Among Port producers, old traditions die hard. While most of the wine world has moved on to more efficient high-tech methods, in parts of Portugal's Douro Valley, things look just as they did centuries ago. Come harvest time, grape pickers pile the grapes into a big stone tank, called a lagar, and then hop in themselves, crushing the grapes with their bare feet.
Many producers and connoisseurs believe that this method still produces the best vintage Ports, but the practice is getting hard to keep up because few pickers want to spend eight to 10 hours a day treading in a lagar, which is akin to running a marathon through deep sand.

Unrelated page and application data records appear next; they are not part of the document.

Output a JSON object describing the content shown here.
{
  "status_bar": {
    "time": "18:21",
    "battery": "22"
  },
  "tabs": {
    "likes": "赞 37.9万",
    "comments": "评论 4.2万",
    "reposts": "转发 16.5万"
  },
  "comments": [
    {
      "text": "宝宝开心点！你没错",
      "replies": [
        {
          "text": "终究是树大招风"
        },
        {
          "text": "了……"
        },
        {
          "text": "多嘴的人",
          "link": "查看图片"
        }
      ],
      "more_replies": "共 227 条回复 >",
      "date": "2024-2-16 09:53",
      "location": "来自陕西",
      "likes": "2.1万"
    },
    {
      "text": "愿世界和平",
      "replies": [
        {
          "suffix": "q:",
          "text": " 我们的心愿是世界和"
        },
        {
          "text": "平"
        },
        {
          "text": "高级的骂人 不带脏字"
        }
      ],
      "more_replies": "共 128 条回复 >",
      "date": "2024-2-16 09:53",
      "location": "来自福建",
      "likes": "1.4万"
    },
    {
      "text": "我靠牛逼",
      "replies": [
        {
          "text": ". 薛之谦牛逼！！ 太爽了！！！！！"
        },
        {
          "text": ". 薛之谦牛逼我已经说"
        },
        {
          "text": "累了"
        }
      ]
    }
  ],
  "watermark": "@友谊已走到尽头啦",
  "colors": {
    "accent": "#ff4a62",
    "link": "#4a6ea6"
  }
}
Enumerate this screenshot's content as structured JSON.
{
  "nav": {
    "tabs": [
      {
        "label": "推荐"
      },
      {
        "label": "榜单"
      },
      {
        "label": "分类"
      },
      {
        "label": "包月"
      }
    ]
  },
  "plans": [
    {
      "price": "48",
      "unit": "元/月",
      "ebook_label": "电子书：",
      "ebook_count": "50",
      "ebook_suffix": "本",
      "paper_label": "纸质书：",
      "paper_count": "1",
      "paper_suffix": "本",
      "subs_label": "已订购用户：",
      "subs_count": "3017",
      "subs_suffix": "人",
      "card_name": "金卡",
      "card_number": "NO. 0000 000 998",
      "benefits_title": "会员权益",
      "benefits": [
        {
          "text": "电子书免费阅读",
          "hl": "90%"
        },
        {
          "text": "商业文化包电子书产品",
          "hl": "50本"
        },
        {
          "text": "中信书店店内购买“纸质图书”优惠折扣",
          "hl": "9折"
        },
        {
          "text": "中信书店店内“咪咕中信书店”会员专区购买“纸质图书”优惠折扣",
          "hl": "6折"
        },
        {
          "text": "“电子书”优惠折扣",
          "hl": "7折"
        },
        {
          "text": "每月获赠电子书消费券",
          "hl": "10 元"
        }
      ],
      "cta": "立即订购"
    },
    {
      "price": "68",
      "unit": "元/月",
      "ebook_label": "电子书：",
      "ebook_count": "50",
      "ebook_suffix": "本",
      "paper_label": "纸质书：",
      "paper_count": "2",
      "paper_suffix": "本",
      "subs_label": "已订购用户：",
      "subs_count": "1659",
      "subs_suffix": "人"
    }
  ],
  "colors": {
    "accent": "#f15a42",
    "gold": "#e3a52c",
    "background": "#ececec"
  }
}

Now, the winemaking team at W & J Graham has developed a substitute method, called the automated lagar. "The reality is that labor is getting scarcer. We have to find ways to increase automation without sacrificing quality," said Rupert Symington, a director of Graham, whose family owns such illustrious houses as Graham, Dow and Warre. He said that about 40 percent to 50 percent of Graham's best Port is made in traditional lagares. (In contrast, only about 8 percent to 10 percent of the wine from the Douro is still produced this way.)
Human feet crush grapes thoroughly but gently, extracting the maximum color, aroma and flavor without breaking the bitter-tasting seeds. The automated lagar replicates the foot-treading process as closely as possible: Four temperature-controlled pads are suspended above a stainless-steel tank and move slowly along its length. Pistons push the pads sequentially down into the grape must until they reach the floor. After two to three days of fermentation, the juice is siphoned off into casks and the lagar is tipped so that the cap (the floating mass of crushed grapes) is fed into the press. Commented Symington, "It makes up in quality for what it loses in charm."
Automated lagares are not a new idea for the region. Other shippers over the last 20 years have tried various methods, but the results have not been very good. The Port house of Cockburn even tried using mechanized artificial legs to replicate the work of its pickers.
Graham claims its new method has numerous advantages over the previous forms of mechanization as well as the traditional lagares. Compared to many other automated methods, the system provides a large surface area for contact between the juice and the cap. The stainless steel tanks are more hygienic and easier to clean than the old stone tanks. The fermentation temperature can be controlled easily, preventing spoilage in hot weather. And the tanks can be unloaded quickly and conveniently, rather than having to rake out the cap.
The method was first used with the 1998 vintage. "We made identical lots of grapes in the traditional and automatic methods and in the automatic lagares," said Symington. "We were so pleased by the results that we are going into production with this system." Graham will install several automated lagares in its new Quinta dos Malvedos winery, which is expected to open in time for the 2000 harvest. In the meantime, the company will continue to experiment with the system under different conditions.
The first wines made in the automated lagares will be bottled starting in 2000, though consumers aren't likely to see them labeled as such on the shelves. Graham intends to maintain all three styles of winemaking for the time being, at least until one proves itself to be unquestionably the best, said Symington. "We remain very loyal to the lagar method," he commented. "We believe that new technology is very good for making Port, but there is something about the lagar that we respect, especially for single-quinta Port."